(Collected data)
################

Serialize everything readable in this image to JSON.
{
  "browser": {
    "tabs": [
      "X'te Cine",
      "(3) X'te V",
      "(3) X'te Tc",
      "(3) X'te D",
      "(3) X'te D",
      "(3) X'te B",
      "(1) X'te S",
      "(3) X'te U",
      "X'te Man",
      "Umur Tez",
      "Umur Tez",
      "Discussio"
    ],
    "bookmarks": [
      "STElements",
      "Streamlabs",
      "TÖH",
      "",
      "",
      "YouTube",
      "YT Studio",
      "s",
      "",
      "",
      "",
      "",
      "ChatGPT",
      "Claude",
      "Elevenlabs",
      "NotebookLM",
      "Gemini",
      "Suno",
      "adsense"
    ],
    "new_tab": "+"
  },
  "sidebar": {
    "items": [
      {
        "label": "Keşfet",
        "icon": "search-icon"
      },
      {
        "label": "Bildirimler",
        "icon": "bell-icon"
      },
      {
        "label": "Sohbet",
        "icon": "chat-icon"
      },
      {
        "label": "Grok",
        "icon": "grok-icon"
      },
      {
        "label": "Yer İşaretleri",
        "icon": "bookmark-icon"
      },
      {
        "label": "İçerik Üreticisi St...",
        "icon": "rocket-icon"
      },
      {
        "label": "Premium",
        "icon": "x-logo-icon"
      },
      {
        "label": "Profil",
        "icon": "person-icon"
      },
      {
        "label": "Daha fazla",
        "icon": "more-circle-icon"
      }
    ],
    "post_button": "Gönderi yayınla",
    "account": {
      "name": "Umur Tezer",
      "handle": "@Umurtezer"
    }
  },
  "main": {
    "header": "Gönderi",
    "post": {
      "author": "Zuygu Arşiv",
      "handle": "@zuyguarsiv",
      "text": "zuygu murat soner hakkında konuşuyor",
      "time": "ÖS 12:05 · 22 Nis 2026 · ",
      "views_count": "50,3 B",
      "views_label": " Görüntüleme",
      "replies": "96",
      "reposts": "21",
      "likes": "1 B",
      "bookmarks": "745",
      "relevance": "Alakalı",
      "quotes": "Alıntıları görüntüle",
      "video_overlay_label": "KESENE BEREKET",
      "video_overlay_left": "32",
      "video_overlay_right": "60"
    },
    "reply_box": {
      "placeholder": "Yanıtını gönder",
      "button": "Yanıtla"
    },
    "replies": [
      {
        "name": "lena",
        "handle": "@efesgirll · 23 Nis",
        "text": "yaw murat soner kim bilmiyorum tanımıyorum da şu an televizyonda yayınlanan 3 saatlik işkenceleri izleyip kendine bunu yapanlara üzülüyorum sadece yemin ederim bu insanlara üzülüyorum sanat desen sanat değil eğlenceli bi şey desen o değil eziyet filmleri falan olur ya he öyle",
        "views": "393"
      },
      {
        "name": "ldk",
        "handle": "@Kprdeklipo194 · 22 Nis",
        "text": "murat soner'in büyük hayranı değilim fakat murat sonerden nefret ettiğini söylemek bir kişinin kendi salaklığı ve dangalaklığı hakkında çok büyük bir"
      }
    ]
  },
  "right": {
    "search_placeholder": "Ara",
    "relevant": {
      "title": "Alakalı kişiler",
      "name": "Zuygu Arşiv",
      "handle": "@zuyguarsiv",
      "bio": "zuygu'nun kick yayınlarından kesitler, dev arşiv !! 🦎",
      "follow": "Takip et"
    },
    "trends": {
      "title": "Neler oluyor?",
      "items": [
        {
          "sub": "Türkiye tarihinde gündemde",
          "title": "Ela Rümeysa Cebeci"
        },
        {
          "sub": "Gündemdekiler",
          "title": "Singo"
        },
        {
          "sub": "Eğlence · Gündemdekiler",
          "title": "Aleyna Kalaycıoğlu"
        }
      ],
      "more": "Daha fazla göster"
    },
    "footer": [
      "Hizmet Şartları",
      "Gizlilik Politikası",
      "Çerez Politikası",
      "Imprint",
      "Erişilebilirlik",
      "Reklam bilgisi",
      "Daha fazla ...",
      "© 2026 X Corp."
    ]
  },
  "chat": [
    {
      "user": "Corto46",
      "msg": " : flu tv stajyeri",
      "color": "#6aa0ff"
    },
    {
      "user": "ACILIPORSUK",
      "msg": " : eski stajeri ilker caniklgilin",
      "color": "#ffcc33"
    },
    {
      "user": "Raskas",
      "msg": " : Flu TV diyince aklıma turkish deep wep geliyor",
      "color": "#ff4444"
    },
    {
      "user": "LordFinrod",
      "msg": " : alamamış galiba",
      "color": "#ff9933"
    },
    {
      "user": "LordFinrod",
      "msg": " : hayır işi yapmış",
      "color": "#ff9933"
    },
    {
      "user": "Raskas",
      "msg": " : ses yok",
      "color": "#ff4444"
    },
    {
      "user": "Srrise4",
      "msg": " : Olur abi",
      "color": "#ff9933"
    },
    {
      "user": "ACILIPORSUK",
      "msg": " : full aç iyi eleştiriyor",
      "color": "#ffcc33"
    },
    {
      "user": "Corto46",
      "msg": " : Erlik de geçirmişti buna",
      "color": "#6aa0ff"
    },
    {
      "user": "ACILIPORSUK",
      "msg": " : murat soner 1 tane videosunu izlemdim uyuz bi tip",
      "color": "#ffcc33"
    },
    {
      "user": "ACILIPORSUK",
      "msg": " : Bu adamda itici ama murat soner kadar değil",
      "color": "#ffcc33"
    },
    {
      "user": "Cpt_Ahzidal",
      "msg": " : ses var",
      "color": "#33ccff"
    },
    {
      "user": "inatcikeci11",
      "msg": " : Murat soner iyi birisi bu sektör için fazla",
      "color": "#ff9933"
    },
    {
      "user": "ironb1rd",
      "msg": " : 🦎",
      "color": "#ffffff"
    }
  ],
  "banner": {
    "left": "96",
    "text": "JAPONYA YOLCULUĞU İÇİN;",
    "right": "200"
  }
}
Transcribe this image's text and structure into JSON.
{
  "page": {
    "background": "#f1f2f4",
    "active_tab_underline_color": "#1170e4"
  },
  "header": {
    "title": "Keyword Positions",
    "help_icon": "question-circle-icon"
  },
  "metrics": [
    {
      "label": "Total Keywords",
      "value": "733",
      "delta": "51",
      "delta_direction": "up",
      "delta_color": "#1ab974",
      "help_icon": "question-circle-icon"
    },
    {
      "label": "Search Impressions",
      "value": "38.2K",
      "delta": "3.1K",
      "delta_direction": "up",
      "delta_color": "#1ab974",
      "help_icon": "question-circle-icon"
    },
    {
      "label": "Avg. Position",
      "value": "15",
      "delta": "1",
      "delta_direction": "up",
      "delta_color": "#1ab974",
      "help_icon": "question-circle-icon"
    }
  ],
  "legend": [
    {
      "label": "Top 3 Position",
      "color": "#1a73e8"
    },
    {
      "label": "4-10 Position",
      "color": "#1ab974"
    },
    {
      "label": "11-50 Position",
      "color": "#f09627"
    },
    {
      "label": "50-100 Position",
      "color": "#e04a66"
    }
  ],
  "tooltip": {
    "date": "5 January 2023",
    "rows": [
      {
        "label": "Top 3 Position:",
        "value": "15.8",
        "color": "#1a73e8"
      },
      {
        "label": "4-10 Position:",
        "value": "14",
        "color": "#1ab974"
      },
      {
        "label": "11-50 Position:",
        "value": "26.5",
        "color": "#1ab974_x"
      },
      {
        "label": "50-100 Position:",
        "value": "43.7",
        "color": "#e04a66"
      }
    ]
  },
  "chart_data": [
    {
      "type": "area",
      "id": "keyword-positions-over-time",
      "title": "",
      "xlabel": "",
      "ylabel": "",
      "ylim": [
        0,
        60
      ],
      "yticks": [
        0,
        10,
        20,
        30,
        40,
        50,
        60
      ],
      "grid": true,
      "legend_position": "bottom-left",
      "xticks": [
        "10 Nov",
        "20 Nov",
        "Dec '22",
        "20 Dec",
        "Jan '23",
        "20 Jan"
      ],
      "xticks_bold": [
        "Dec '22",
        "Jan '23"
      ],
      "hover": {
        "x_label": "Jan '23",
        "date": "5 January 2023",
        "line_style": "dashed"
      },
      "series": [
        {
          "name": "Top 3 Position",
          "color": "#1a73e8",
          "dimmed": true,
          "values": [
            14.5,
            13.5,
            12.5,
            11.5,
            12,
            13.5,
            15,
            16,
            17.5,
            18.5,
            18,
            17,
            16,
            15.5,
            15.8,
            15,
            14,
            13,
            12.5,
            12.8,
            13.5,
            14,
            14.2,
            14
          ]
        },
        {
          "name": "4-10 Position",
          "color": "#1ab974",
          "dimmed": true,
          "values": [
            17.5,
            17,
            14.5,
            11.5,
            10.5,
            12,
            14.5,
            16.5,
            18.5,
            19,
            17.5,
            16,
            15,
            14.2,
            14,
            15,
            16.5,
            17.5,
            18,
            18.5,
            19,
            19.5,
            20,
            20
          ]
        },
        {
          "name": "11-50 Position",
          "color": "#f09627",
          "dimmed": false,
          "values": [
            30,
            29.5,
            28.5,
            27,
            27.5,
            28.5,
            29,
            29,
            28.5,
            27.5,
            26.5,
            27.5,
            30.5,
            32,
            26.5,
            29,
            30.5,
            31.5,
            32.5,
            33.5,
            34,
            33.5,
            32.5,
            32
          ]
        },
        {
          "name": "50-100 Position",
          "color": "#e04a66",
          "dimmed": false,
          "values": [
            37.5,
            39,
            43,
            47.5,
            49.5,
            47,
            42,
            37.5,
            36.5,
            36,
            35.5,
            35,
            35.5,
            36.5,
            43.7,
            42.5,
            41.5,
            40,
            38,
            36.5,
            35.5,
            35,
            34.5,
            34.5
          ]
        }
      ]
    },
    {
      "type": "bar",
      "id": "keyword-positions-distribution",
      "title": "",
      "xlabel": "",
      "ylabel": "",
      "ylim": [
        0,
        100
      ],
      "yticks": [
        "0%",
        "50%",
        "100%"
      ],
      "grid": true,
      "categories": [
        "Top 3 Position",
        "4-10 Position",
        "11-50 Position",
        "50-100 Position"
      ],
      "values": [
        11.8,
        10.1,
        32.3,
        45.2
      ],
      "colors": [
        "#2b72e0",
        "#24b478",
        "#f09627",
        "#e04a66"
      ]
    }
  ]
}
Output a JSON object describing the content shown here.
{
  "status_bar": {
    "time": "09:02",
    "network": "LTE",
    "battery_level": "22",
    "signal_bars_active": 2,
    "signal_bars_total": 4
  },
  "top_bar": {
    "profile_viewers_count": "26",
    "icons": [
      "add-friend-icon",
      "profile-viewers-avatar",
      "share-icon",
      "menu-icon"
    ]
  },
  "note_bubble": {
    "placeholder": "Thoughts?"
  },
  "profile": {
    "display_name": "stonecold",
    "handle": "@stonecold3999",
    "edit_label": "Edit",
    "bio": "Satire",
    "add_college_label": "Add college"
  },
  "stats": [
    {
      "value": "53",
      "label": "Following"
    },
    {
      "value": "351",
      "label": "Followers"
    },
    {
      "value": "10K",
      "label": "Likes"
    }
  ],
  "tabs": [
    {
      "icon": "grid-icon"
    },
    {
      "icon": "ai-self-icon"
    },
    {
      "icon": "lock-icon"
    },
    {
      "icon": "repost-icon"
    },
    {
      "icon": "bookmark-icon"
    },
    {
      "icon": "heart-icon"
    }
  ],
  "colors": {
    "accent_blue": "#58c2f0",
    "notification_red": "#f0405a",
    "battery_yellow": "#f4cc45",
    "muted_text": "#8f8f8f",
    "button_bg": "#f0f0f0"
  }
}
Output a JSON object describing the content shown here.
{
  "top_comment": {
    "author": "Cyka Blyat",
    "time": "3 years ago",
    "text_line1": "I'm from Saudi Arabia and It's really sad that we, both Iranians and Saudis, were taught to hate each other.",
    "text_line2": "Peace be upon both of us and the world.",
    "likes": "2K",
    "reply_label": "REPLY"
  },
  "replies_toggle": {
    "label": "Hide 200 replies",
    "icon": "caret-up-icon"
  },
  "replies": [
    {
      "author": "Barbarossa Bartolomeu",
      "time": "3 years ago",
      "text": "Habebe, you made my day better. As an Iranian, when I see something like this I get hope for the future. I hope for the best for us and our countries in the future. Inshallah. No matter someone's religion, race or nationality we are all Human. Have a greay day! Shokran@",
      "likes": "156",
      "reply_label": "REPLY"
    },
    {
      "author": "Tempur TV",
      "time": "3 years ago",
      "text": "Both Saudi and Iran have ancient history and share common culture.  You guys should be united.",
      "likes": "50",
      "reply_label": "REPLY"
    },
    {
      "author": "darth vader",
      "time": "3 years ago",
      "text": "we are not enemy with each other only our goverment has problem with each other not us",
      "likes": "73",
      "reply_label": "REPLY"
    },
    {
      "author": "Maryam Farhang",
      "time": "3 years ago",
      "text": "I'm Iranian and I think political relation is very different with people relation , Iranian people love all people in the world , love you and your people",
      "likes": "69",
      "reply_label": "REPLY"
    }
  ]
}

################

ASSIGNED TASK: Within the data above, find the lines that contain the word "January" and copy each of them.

WRITTEN RESPONSE:
    "date": "5 January 2023",
        "date": "5 January 2023",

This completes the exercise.